The District’s second largest city, Victor, also suffered a fire in August of 1899. In its wake, residents of Cripple Creek and other nearby towns came to the rescue. This time, Frank and Harry Woods hired a variety of builders, including Denver architect Matthew Lockwood McBird. Within just a few months, Victor also rebuilt into a fine working class city. By 1900, investors from around the world were flocking to the Cripple Creek District as mines produced more millions than anyone had imagined.
By the turn of the last century, the Cripple Creek District had become a household word not only across America, but all over the world. Everyone knew where Cripple Creek was, and many yearned to seek their fortunes there. Among those celebrities hailing from the District were boxer Jack Dempsey, travel writer and radio personality Lowell Thomas, Colorado Governor Ralph Carr, and nightclub queen Texas Guinan. Famous visitors to the District included Theodore Roosevelt, Groucho Marx, Lily Langtree, and a number of musicians and movie stars.
Two labor wars occurred in the Cripple Creek District. The first, in 1893, settled in favor of the miners. The second labor war was much more violent. Riots and gunfights broke out as striking miners were deported by train to the state borders. There were deaths, injuries and inhumane acts. At one point, a Gatling gun was temporarily installed in the middle of Bennett Avenue in Cripple Creek as a deterrent to violence. By the time the strikes were settled statewide in about 1907, the mines were thought to be playing out and people began leaving the District in search of greener pastures.
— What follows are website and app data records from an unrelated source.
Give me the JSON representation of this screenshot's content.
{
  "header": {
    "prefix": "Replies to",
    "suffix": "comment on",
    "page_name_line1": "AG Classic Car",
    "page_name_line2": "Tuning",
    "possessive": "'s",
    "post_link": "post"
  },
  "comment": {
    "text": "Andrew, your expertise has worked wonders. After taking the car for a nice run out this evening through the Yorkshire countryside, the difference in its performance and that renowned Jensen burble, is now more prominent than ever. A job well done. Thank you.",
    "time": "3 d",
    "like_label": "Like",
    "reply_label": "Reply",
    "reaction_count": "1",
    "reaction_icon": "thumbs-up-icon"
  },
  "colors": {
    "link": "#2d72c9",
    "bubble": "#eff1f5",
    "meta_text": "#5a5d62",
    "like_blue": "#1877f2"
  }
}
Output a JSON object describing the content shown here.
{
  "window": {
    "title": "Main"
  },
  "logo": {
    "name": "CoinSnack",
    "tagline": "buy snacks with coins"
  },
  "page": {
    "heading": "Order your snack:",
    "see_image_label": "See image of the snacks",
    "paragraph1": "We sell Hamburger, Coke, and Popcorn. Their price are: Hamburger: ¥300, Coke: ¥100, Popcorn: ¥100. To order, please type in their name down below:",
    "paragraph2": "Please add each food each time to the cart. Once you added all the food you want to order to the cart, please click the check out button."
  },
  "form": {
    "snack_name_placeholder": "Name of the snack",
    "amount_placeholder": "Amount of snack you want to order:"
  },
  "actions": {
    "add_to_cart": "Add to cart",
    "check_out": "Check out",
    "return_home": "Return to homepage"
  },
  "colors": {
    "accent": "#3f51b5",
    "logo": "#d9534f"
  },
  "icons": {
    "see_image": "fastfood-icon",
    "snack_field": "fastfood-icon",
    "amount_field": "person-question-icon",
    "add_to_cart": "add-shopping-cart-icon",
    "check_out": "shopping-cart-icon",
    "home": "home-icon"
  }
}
Thankfully, some of the pioneer families who called the District home for decades chose to stay, living in what was left of the District even as it decayed under their feet. Through both World War I and II, the cities and towns continued to shrink as buildings were dismantled for use in reconstruction or firewood. Others simply sank into the ground under the weight of winter snows and age. As a result, only three towns exist today: Cripple Creek, Victor and the District’s third largest city, Goldfield. Each are roughly about 1/5 of their original size. Roughly four ghost towns remain visible to the naked eye, with several others either completely gone or buried forever under mine tailings.
Beginning in the late 1940’s and continuing into the 1980’s, the District evolved into a quaint tourist destination. Then in about 1989, Cripple Creek and other towns like it began considering legalized gambling to save their historic integrity. A century after its birth, Cripple Creek’s rebirth came in the form of limited stakes gaming. Alongside the gaming came the Cripple Creek & Victor Mine, which is currently the largest open pit mine in the state.
Today, fifteen casinos line Bennett Avenue in Cripple Creek, and the city is ten years into its second boom in 100 years. The city of Victor is surviving as a non-gaming tourist attraction with a healthy residential population, while Goldfield has melded into a quiet bedroom community with no commercial businesses. Live music, street festivals and a series of other events take place regularly within the District. Many of them, such as Donkey Derby Days and Gold Rush Days, are traditions dating back as long as 70 years; others are new events spawned out of the need for tourism. True to its heritage, the Cripple Creek District continues to be a wonderful year-round destination for residents and visitors of all ages.